Example: Jack waited by the table—the one where he and Mary sat just before their separation—and hoped that she would come back.

The example sentence could certainly be written in other ways—Jack waited by the table where he and Mary sat just before their separation and hoped that she would come back—but using the em dash makes that important information jump out to the reader a little more.

The em dash can also be used to indicate that something is omitted. If you are omitting a whole word or phrase, you could use two or three em dashes instead of just one. That is often a matter of personal preference.

Example: “He’s behind—” Jack fell with a thump before Mary could finish her warning.

One last use for the em dash is to take the place of a colon when emphasizing the end of a sentence.
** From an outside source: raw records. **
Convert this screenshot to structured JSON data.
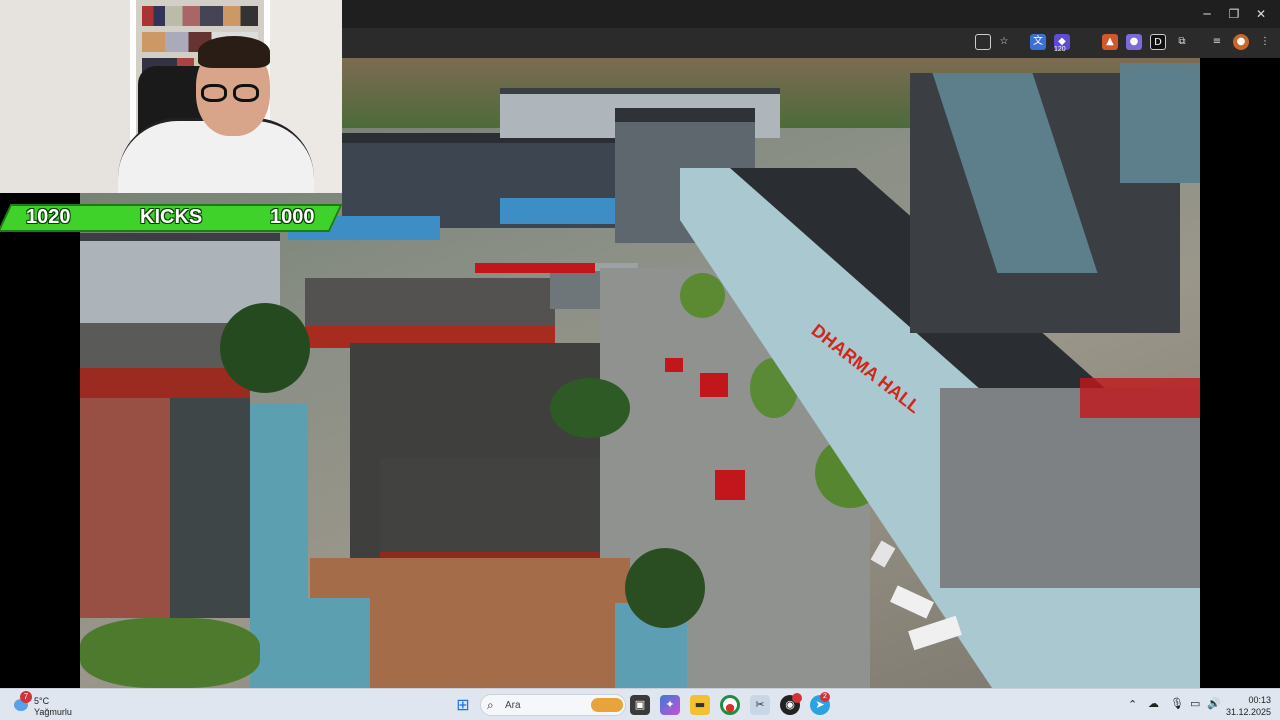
{
  "overlay": {
    "left_count": "1020",
    "title": "KICKS",
    "right_count": "1000"
  },
  "video": {
    "sign_text": "DHARMA HALL"
  },
  "browser": {
    "extension_badge": "120",
    "icons": [
      "window-icon",
      "star-icon",
      "translate-icon",
      "shield-icon",
      "flame-icon",
      "ext-icon",
      "d-icon",
      "puzzle-icon",
      "playlist-icon",
      "profile-icon",
      "menu-icon"
    ]
  },
  "taskbar": {
    "weather_badge": "7",
    "weather_temp": "5°C",
    "weather_desc": "Yağmurlu",
    "search_placeholder": "Ara",
    "app_badge": "2",
    "time": "00:13",
    "date": "31.12.2025"
  },
  "colors": {
    "overlay_green": "#3fd22b",
    "roof_teal": "#5aa6b5",
    "wall_red": "#b52a1e",
    "taskbar_bg": "#dfe6ef"
  }
}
A colon often feels very formal in casual writing, so the em dash can be used instead.

Example: The whole restaurant waited to hear the menu for the main course—prime rib!

A question that I often ask when I am editing is, “Which style guide do you follow?” The reason for that is very well illustrated through the em dash.

Associated Press (AP) style, which is common for newspapers and other media, often uses a space on either side of the em dash; however, Chicago Manual of Style (CMoS), which is used by many publishers and editors, doesn’t add that additional space.

Example AP style: Words and such — stuff in the middle — more words and such.

Example CMoS style: Words and such—stuff in the middle—more words and such.

To create the em dash in MS Word, do the following: word + hyphen + hyphen + word

So, type the word you want, don’t add a space, hit the – key twice, don’t space, and then type the next word. You should see it merge into one long line! How awesome is that?


Any questions? Post in the comments and I will check throughout the day to answer them!

If not…dash away, dash away, dash away all!